    Other Species: A - C

    Blue Elder (Sambucus cerulea)

    Family: Caprifoliaceae or Honeysuckle

    Leaves: Opposite; once pinnately compound; 4" to 7" long; deciduous; 5 to 9 leaflets with short stalks, coarsely serrate margins, narrow and ovate to oblong, 1" to 6" long, green and glabrous on top, lighter and glabrous or pubescent beneath.

    Twigs/buds: Twigs stout; somewhat angled or ridged; brownish-red; large, triangular leaf scars that nearly circle stem; pith large and soft. No terminal bud; lateral buds green, scaly.

    Flowers/fruit: Flowers perfect; small; yellow-white; in large, showy, flat-topped clusters at the ends of the branches; appear in June or July. Fruit a berry-like drupe; dark blue; 1/4" diameter; sweet, juicy, and edible; matures in late summer.

    Bark: Brown with some red; thin; scaly.

    Wood: Not important; soft; weak; heartwood yellow; diffuse-porous.

    General: Native to much of the western U.S., including most of Utah. Grows in moist areas along streams in the mountains. Fairly short-lived. Shade intolerant, but likes protected sites.

    Landscape Use: Seldom used, but could be in a native-type landscape.

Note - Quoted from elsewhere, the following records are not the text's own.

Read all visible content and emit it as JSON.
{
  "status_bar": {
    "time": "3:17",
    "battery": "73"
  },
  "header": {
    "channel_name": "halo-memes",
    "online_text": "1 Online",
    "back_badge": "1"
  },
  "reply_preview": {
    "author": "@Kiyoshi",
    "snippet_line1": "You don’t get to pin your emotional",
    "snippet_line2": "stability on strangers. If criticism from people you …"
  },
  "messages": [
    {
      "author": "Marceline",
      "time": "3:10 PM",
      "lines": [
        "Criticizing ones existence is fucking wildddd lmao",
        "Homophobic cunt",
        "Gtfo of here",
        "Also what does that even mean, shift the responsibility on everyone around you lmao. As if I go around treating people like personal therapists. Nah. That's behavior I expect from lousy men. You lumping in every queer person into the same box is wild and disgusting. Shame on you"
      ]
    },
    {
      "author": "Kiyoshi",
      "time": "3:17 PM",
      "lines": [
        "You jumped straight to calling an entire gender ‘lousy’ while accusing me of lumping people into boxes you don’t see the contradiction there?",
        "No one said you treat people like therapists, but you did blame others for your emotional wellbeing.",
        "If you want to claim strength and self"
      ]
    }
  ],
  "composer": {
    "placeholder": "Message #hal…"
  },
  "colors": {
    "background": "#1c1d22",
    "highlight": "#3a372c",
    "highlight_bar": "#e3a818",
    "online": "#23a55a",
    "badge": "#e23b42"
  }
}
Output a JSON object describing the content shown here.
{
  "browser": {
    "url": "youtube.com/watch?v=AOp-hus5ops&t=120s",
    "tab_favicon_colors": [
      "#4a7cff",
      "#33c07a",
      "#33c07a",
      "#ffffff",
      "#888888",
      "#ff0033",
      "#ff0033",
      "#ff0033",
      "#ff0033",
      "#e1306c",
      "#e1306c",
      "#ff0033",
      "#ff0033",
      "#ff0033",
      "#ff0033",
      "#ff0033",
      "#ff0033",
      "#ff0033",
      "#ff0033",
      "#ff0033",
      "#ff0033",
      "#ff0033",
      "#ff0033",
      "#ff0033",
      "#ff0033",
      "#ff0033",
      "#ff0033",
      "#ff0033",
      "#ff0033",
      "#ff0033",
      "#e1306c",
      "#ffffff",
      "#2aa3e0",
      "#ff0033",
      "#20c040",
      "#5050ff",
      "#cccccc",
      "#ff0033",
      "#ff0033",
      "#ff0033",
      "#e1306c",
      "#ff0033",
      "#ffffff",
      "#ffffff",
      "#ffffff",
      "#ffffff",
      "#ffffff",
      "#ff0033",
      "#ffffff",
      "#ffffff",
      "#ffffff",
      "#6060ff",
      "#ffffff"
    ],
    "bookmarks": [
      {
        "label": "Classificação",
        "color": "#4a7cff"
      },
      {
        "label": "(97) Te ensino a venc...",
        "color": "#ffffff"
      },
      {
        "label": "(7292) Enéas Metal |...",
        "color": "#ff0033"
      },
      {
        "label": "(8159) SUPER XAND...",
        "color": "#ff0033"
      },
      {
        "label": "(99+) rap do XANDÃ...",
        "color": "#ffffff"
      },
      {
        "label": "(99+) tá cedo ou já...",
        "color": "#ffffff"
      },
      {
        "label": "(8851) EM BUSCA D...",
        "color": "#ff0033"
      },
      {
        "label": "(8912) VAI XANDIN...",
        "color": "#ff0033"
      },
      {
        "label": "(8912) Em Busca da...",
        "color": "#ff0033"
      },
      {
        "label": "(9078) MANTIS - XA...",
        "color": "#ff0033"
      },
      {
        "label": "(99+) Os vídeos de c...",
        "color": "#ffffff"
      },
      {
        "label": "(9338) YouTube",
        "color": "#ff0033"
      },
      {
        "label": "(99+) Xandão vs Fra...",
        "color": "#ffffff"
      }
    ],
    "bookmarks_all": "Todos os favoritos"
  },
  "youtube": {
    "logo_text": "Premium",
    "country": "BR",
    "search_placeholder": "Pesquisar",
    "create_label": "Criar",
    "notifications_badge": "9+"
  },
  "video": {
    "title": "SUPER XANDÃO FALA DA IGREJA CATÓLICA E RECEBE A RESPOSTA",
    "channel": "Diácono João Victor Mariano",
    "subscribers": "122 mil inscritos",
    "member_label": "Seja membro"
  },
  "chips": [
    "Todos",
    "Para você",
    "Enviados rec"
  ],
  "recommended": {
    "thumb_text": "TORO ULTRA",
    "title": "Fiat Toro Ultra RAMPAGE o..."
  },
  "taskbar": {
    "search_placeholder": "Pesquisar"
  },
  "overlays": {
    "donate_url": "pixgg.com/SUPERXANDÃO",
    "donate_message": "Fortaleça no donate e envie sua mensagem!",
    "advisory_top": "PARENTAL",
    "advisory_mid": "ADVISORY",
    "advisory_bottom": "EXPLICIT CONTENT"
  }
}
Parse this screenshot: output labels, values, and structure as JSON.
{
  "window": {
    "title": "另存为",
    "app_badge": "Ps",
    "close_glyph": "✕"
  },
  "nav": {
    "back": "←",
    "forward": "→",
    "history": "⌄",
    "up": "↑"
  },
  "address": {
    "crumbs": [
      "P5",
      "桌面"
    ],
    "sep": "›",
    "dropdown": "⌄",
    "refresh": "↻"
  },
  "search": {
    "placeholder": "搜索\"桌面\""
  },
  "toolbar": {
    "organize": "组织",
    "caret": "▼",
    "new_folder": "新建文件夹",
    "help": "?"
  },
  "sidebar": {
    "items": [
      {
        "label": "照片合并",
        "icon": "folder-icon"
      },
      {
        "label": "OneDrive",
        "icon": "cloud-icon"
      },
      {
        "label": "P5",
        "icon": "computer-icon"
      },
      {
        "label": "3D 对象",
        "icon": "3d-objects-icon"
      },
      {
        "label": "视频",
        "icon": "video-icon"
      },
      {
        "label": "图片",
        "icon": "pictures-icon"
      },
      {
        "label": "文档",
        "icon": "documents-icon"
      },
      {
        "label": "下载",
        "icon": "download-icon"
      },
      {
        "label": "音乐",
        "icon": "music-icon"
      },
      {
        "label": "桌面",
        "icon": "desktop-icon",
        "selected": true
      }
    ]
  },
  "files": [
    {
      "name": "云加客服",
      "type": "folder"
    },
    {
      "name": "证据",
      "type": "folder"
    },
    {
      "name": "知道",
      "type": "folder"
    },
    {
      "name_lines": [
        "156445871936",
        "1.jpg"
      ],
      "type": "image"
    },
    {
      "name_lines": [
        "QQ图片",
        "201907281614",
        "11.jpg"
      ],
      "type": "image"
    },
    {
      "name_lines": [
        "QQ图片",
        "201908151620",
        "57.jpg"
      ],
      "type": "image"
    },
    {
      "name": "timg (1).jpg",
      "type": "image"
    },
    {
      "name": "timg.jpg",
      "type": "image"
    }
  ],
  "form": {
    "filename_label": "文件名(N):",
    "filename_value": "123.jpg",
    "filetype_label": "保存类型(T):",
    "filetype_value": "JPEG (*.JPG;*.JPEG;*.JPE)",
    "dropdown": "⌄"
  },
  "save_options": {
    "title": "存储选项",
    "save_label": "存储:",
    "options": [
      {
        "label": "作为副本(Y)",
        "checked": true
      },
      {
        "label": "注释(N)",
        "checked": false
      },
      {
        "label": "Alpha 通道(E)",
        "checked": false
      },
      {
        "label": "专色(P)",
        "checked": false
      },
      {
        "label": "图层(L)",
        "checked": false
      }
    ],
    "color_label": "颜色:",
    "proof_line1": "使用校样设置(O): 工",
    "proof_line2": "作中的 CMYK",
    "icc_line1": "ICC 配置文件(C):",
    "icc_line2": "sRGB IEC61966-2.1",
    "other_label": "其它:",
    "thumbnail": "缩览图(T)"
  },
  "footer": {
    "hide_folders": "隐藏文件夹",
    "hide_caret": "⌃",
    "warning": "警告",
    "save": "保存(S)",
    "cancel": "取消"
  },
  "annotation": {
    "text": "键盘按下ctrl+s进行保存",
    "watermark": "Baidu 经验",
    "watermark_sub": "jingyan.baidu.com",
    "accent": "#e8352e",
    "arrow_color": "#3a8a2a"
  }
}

Fruit is collected and used for jellies, jams, pies, and wine. Flowers are quite attractive and open well into the summer. Though generally a shrub or small tree, I have seen a blue elder near the Guinavah-Malibu amphitheater in Logan Canyon that was 20' to 30' high and 8" to 10" in diameter. Zones 4-8. Red elder (Sambucus racemosa), with its red fruit, also is native to higher elevation sites in Utah, but always occurs as a shrub.

    Comments and Limitations:

    • Prefers abundant water.